### [ACTION ITEM]
Give only the number of lines in these records that include "Depósito".
--- RECORDS SHOWN Enclosed Below ---
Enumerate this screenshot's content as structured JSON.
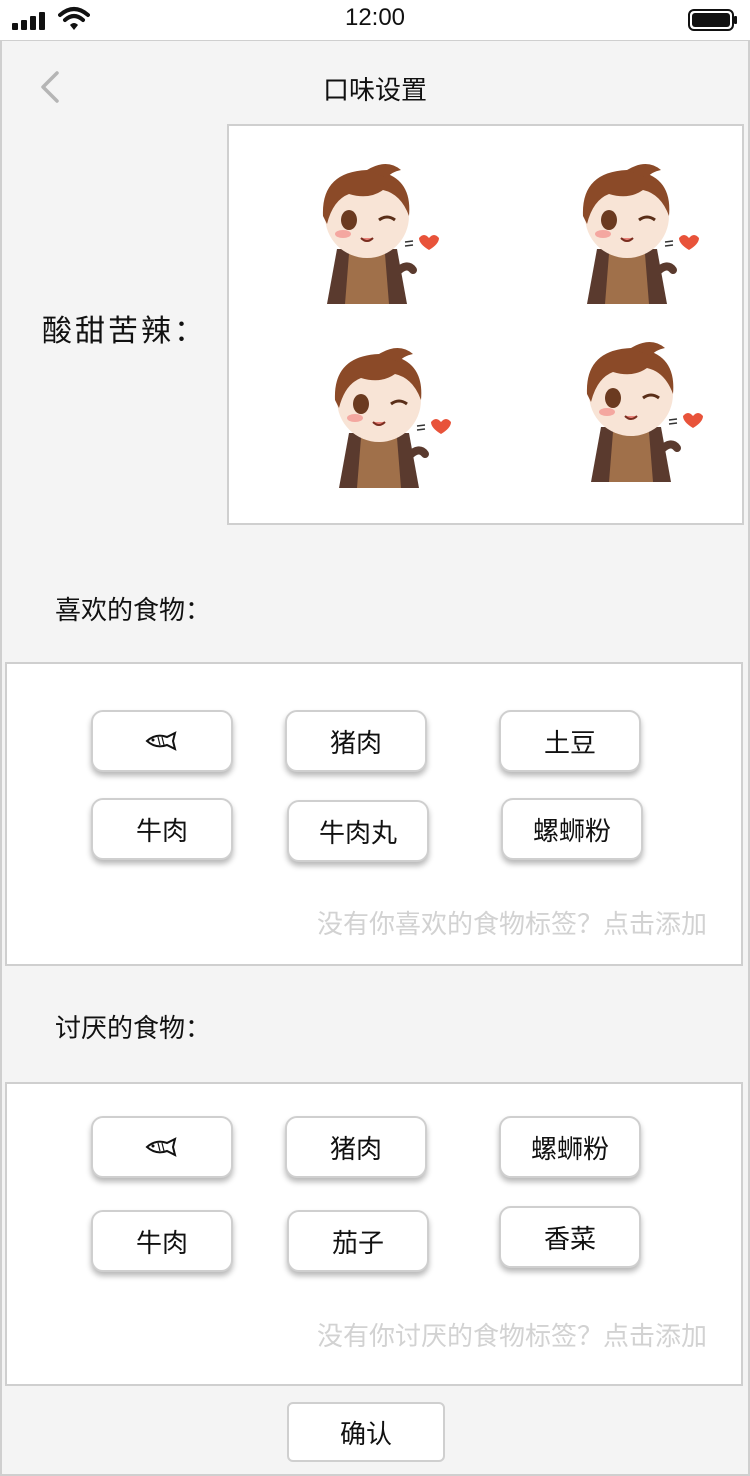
{
  "status_bar": {
    "time": "12:00"
  },
  "header": {
    "title": "口味设置",
    "back_icon": "chevron-left-icon"
  },
  "taste": {
    "label": "酸甜苦辣：",
    "stickers": [
      "chibi-chef-sticker",
      "chibi-chef-sticker",
      "chibi-chef-sticker",
      "chibi-chef-sticker"
    ]
  },
  "liked": {
    "label": "喜欢的食物：",
    "tags": [
      "fish-icon",
      "猪肉",
      "土豆",
      "牛肉",
      "牛肉丸",
      "螺蛳粉"
    ],
    "hint": "没有你喜欢的食物标签？点击添加"
  },
  "disliked": {
    "label": "讨厌的食物：",
    "tags": [
      "fish-icon",
      "猪肉",
      "螺蛳粉",
      "牛肉",
      "茄子",
      "香菜"
    ],
    "hint": "没有你讨厌的食物标签？点击添加"
  },
  "confirm_label": "确认",
  "colors": {
    "background": "#f4f4f4",
    "border": "#cfcfcf",
    "hint": "#d2d2d2",
    "heart": "#e8533a",
    "hair": "#8b4a28"
  }
}
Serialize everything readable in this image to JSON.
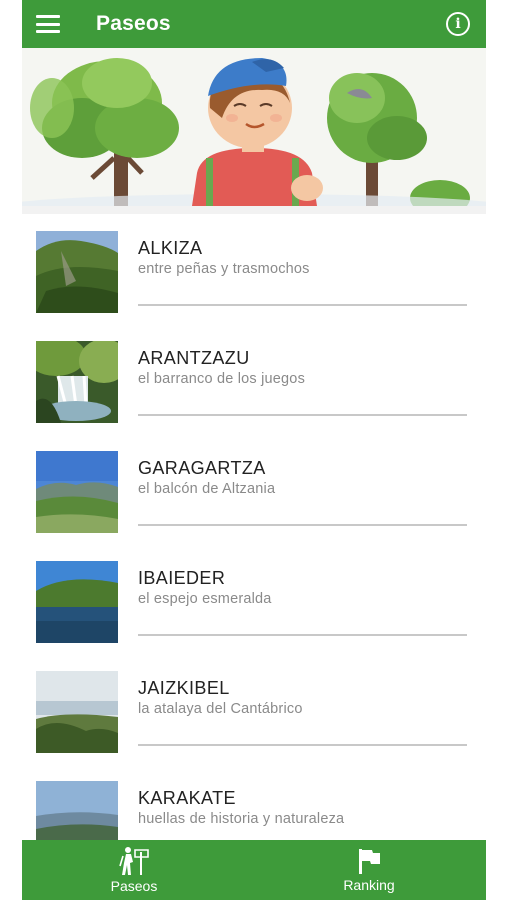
{
  "app_bar": {
    "title": "Paseos",
    "menu_icon": "menu-icon",
    "info_icon": "info-icon"
  },
  "walks": [
    {
      "name": "ALKIZA",
      "subtitle": "entre peñas y trasmochos"
    },
    {
      "name": "ARANTZAZU",
      "subtitle": "el barranco de los juegos"
    },
    {
      "name": "GARAGARTZA",
      "subtitle": "el balcón de Altzania"
    },
    {
      "name": "IBAIEDER",
      "subtitle": "el espejo esmeralda"
    },
    {
      "name": "JAIZKIBEL",
      "subtitle": "la atalaya del Cantábrico"
    },
    {
      "name": "KARAKATE",
      "subtitle": "huellas de historia y naturaleza"
    }
  ],
  "bottom_nav": {
    "paseos_label": "Paseos",
    "ranking_label": "Ranking",
    "paseos_icon": "hiker-signpost-icon",
    "ranking_icon": "flag-icon"
  },
  "colors": {
    "primary": "#3e9b3a",
    "title_text": "#222222",
    "subtitle_text": "#8a8a8a",
    "divider": "#c8c8c8"
  }
}
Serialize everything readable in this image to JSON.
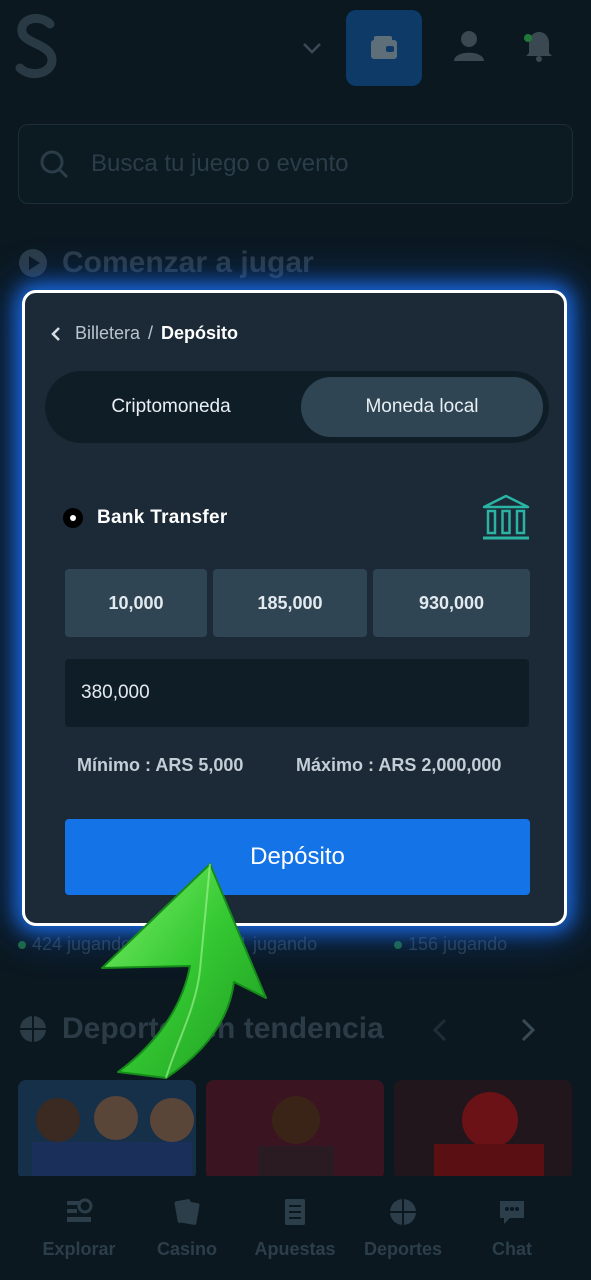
{
  "background": {
    "search_placeholder": "Busca tu juego o evento",
    "section_start_title": "Comenzar a jugar",
    "playing_counts": [
      "424 jugando",
      "1 jugando",
      "156 jugando"
    ],
    "section_trending_title": "Deportes en tendencia",
    "bottom_nav": [
      {
        "label": "Explorar",
        "icon": "explore-icon"
      },
      {
        "label": "Casino",
        "icon": "cards-icon"
      },
      {
        "label": "Apuestas",
        "icon": "betslip-icon"
      },
      {
        "label": "Deportes",
        "icon": "basketball-icon"
      },
      {
        "label": "Chat",
        "icon": "chat-icon"
      }
    ]
  },
  "modal": {
    "breadcrumb": {
      "parent": "Billetera",
      "separator": "/",
      "current": "Depósito"
    },
    "tabs": {
      "crypto": "Criptomoneda",
      "local": "Moneda local",
      "active": "local"
    },
    "method": {
      "label": "Bank Transfer",
      "icon": "bank-icon",
      "selected": true
    },
    "preset_amounts": [
      "10,000",
      "185,000",
      "930,000"
    ],
    "amount_value": "380,000",
    "limits": {
      "min": "Mínimo : ARS 5,000",
      "max": "Máximo : ARS 2,000,000"
    },
    "deposit_button": "Depósito"
  },
  "colors": {
    "accent": "#1473e6",
    "modal_bg": "#1b2a36",
    "glow": "#1e78ff",
    "arrow": "#3fce3f",
    "bank_icon": "#2bb3a3"
  }
}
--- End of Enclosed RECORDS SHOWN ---
### [ANSWER TO THIS PROBLEM]
2